The Orkney stoat eradication project has reported its results: two stoats caught. It reveals the Scottish Natural Heritage programme to be among the most dismal wastes of taxpayers’ money the Scottish government has yet attempted on wildlife.
Some 52 volunteers were trained and issued with Magnum bodygrip traps with wooden or metal mesh tunnels. No stoats were caught in this type of trap. The project reports says it will “need to revaluate its usefulness for trapping stoats in Orkney, both by volunteers and as part of the wider project”.
The report issued in the autumn continues: “Some of these traps can be quite tricky to set in such a way as to tempt stoats in, and that stoats are generally not an easy animal to trap and are easily put off by human scent and other disturbances.”
One problem the report identifies with the trapping project is the “degree of paperwork” which it says “some volunteers are not prepared for”. It has a solution: “For volunteers who find the level of data management and paperwork involved in trapping to be beyond what they have time for we hope to perhaps provide alternative volunteering opportunities in the future.”
The report maintains that it has not wasted £500,000 of public money. “This 12 month volunteer stoat trapping programme has enabled us to gain valuable information on trapping, data management, volunteer management and alternative volunteering opportunities,” it says.
There is still some money left over.

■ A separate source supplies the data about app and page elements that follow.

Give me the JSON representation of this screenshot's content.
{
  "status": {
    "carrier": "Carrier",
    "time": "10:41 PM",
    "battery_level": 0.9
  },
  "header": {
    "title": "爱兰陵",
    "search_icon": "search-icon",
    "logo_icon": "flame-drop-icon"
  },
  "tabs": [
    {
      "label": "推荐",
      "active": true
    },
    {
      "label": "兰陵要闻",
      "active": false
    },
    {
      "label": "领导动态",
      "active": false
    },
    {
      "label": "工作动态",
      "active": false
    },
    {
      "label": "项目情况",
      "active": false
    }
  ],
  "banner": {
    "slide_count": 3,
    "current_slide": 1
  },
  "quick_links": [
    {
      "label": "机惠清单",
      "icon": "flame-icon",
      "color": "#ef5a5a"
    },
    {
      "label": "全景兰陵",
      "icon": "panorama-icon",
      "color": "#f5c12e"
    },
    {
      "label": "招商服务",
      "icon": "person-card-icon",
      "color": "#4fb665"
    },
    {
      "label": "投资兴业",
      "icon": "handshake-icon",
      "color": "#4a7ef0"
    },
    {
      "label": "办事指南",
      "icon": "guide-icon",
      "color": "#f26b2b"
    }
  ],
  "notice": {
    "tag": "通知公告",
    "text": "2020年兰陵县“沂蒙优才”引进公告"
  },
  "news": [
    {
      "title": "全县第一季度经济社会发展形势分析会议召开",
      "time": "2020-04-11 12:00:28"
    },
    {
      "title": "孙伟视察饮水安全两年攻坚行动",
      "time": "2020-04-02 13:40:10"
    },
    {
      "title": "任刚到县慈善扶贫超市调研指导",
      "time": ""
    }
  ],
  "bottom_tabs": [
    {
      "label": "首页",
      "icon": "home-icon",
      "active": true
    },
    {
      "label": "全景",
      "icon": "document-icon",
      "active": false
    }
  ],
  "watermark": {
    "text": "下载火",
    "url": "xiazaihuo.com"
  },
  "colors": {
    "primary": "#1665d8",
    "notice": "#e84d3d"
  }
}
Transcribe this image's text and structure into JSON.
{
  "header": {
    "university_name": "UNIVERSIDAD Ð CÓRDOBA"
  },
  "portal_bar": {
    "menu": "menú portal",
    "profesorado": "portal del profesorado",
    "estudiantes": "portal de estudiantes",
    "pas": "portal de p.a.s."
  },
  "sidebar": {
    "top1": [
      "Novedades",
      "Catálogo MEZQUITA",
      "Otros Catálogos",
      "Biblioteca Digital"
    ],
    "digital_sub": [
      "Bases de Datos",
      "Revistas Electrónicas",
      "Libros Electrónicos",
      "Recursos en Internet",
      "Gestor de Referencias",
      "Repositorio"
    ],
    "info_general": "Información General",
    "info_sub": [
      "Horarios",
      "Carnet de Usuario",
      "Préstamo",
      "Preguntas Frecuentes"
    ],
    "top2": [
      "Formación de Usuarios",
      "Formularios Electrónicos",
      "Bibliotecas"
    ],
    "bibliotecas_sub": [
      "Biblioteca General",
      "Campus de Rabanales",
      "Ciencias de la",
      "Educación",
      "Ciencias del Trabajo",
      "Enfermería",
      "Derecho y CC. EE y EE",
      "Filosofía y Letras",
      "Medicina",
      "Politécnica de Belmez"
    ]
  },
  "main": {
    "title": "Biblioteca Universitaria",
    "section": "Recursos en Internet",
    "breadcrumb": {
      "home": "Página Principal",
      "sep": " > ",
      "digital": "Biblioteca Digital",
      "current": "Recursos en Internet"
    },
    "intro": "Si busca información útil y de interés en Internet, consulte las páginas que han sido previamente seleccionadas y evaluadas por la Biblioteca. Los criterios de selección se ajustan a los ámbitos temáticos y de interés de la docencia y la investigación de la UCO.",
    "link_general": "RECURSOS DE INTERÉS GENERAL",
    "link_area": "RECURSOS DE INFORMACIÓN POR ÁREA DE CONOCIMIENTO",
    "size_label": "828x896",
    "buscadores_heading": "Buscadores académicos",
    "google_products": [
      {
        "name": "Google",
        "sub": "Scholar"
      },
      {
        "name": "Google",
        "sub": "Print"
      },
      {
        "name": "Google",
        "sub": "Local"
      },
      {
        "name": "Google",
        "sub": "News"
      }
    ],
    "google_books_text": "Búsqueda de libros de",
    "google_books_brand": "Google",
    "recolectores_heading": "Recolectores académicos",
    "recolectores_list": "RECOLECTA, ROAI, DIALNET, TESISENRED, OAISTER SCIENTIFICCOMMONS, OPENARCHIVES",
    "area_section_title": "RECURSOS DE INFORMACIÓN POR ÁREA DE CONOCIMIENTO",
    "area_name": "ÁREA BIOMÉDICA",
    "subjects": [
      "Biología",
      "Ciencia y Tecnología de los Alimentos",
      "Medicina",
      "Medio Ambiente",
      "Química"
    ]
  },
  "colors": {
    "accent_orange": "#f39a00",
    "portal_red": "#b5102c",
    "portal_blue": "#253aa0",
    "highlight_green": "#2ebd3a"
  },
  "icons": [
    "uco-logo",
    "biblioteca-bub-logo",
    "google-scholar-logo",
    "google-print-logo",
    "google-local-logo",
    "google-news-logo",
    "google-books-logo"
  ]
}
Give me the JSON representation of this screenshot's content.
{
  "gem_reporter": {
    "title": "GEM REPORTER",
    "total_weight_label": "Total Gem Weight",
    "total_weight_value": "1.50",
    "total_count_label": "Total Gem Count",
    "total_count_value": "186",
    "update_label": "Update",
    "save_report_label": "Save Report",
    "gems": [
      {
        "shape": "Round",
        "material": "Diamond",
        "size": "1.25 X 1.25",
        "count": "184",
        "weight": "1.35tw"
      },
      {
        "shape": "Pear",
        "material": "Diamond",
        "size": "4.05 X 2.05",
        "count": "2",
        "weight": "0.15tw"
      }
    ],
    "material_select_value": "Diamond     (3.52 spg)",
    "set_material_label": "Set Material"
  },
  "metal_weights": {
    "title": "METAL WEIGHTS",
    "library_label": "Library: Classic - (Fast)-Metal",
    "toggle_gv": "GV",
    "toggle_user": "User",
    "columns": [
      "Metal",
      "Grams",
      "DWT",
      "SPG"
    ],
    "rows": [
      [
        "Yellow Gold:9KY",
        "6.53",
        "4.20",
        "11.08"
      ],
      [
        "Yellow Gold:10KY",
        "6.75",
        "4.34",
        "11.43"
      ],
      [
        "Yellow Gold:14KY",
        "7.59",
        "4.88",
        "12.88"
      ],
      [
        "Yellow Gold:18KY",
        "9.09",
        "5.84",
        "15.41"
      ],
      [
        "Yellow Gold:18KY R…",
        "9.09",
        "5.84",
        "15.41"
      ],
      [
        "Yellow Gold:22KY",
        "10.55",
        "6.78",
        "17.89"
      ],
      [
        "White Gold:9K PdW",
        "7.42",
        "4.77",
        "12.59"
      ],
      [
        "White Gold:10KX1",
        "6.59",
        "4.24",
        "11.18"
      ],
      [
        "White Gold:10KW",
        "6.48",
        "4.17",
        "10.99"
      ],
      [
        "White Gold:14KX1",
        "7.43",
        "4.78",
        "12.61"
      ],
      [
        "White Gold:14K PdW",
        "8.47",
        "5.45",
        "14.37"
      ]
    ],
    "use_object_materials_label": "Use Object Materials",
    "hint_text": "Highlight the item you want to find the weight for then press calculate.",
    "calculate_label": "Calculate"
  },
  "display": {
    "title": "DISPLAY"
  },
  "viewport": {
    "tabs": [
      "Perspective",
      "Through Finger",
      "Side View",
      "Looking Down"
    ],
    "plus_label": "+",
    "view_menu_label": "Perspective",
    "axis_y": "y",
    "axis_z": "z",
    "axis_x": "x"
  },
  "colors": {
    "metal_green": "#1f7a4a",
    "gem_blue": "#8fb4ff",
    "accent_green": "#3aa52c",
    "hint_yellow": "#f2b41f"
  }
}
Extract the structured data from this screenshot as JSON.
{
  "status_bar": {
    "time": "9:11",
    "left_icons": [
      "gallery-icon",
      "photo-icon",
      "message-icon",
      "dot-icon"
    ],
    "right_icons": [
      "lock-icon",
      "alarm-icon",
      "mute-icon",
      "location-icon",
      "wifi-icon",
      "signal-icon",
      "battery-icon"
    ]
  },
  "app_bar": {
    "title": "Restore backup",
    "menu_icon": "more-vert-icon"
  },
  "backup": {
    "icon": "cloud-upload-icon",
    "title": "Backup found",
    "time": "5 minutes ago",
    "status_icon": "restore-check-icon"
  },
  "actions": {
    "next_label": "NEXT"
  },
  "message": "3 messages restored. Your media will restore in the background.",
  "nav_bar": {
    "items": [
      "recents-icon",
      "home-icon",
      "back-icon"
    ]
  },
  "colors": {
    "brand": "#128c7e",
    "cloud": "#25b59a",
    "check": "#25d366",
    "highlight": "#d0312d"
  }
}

The project will reduce its volunteer trapping programme and “direct our resources to developing and submitting the funding bid for the wider eradication project”.